But now the Ukrainian family is reuniting in Brookhaven with Davis and her family. They arrived July 2.
Life is not yet “settled” but it is better. Daniel and Marianna are no longer listening to whistles and booms outside their home, identifying missiles, bombs and gunfire by their distinctive sounds. They have a safe place to sleep and play near a lake in a neighborhood unscathed by war. It’s all still fresh, though.
“I don’t think you’ve really slept since you’ve been here, have you?” Callie asked. Olena shook her head “no.”
“So many people have been so nice to us,” Olena said. “And the children have made new friends.”
The Donchenko twins will attend school with the Davis twins at The Reading Nook Academy. In the afternoons, Daniel and Marianna will attend a Ukrainian school online to keep up with their math, language and literature skills. Olena is in the long process of getting paperwork and applications complete in order to get a job. Sasha will have to learn English first.
“People keep asking us what they can do to help,” Davis said. “If they can, they can give financially to the Ukraine Scholarship Fund at The Reading Nook.”
The scholarship will allow the twins to attend the accredited school where they can have more individualized instruction. Day-to-day needs are being met by the Davis family and others — food, clothing and shelter.
As Olena looked at her phone, scrolling through photos of her family and their hometown, the pair of twins exited to the kitchen where they began preparing and eating lunch. Even as tears threatened to spill down her cheek, Olena smiled and talked about the good people who had assisted, expressed concern and prayed for them.
For this mom who studied abroad, started college at age 16, has raised her children in a multi-lingual environment, and planned her life years ahead, it is difficult not knowing what the future holds for her and her family.
“I planned everything, years ahead. And saved (money) for years,” Olena said. “Now all that is …” — she opened her hands as if tossing something away — “… gone.”

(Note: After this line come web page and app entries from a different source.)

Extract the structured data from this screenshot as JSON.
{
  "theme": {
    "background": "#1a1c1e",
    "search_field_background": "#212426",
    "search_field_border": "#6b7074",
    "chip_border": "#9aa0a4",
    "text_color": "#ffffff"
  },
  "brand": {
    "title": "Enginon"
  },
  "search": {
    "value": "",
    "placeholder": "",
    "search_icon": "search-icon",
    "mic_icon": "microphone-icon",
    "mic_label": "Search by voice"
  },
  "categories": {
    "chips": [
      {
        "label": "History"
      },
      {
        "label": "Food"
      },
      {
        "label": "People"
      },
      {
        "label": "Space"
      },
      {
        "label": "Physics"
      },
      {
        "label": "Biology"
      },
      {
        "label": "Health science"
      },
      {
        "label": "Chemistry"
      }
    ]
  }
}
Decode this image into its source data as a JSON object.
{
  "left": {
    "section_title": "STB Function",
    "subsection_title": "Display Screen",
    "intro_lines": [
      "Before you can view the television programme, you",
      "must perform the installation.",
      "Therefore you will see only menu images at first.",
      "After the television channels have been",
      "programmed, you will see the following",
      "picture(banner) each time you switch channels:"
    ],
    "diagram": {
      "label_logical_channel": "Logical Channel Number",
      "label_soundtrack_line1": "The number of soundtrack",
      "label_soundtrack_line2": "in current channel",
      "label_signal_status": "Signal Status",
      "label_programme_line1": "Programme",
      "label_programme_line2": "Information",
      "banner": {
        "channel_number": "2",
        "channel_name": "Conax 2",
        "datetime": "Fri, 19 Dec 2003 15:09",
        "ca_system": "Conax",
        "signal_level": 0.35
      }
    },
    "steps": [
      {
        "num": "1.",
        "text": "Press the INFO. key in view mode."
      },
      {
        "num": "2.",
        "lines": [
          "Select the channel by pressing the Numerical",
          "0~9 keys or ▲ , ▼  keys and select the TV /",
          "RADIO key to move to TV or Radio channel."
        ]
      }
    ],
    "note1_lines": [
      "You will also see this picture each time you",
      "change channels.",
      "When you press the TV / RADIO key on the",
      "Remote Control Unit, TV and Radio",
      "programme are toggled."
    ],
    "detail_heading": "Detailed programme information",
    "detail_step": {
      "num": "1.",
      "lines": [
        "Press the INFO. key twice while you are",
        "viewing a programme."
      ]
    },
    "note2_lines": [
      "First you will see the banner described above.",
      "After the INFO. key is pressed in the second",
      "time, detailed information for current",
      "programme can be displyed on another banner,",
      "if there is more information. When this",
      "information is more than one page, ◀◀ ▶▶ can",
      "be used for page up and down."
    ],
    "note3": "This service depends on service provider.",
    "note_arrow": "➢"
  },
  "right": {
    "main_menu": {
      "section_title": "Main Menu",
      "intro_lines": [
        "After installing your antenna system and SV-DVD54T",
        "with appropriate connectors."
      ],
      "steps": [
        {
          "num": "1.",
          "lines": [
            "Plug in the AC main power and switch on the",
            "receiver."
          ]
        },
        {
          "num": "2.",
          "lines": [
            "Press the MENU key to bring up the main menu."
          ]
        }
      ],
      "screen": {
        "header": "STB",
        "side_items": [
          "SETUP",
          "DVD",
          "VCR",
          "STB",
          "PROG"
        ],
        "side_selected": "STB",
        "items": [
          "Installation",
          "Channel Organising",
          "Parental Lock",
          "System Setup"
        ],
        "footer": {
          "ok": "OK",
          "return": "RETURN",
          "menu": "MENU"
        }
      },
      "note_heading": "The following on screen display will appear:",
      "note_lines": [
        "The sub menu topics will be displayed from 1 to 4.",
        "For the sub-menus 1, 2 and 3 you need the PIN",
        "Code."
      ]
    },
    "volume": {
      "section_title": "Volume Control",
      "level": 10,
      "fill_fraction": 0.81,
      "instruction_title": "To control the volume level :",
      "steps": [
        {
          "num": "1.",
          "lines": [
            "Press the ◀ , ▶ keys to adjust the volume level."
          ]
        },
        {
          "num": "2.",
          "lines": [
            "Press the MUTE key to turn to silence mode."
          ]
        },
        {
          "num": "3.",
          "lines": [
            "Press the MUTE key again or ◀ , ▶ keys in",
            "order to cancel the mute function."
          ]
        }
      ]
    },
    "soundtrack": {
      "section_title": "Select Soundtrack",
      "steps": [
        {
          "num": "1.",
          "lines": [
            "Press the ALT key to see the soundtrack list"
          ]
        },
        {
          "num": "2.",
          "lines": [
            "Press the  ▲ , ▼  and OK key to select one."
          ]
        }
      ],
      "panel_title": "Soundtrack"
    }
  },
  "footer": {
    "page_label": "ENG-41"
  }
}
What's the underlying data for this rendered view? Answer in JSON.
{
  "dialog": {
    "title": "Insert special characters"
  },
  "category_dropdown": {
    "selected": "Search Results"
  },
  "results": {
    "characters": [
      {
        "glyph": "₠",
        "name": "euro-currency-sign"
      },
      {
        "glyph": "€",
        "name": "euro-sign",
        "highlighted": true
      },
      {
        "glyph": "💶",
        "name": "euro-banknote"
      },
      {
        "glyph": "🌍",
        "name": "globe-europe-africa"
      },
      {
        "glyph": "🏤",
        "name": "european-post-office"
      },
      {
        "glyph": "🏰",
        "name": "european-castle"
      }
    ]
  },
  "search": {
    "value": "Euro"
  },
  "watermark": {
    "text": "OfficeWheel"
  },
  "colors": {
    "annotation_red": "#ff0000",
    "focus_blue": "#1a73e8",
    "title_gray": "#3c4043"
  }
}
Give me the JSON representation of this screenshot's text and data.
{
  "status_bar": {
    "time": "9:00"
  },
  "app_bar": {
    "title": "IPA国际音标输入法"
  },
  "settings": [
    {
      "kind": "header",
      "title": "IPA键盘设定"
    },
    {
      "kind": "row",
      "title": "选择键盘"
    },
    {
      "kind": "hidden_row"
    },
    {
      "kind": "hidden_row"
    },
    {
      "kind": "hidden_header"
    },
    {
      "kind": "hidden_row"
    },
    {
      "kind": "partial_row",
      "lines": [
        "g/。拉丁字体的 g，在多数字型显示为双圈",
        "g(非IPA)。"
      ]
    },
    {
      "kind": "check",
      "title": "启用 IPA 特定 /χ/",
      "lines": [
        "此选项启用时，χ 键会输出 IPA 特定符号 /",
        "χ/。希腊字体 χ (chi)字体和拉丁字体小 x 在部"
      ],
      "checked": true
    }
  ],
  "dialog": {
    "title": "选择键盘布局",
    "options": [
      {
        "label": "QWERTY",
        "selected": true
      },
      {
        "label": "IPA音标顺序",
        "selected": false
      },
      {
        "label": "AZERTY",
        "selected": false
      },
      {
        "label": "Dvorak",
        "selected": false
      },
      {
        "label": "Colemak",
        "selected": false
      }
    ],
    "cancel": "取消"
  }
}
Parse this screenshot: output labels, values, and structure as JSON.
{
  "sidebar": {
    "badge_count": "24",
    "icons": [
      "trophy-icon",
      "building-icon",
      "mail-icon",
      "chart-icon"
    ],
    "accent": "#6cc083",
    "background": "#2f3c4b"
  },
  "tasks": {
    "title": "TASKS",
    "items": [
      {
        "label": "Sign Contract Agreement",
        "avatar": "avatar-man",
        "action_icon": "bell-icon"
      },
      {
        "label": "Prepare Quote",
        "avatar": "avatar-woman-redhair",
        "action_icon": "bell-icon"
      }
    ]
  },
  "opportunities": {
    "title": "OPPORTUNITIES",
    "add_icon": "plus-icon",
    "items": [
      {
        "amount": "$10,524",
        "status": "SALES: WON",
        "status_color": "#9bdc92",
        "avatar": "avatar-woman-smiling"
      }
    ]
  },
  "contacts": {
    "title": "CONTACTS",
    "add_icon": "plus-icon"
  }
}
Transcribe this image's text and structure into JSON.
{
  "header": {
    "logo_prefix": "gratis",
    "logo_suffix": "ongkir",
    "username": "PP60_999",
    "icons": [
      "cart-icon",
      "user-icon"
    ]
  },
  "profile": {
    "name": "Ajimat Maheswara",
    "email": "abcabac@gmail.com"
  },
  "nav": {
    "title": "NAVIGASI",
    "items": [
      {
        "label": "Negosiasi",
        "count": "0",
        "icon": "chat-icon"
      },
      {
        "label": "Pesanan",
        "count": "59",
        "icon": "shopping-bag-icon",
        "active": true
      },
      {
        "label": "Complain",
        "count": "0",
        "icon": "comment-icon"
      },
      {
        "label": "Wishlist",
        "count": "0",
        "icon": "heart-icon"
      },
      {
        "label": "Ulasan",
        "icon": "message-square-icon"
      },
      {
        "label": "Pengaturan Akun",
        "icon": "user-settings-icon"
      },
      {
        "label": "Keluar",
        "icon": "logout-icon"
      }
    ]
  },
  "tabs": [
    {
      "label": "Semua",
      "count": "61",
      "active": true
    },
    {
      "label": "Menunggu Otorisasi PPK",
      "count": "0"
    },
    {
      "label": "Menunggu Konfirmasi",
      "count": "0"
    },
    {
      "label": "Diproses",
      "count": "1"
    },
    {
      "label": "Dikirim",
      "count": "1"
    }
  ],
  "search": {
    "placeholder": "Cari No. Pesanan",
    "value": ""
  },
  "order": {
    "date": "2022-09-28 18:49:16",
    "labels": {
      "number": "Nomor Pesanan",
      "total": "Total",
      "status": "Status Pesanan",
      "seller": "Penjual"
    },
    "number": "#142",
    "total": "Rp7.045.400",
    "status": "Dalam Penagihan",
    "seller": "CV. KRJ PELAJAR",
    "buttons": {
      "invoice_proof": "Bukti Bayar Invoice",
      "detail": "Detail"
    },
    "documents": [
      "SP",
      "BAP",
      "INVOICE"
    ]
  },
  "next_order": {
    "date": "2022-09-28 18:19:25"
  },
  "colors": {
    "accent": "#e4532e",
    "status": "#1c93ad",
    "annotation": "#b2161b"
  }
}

But there is hope, and it is easily seen in the smiles on the Donchenko family’s faces.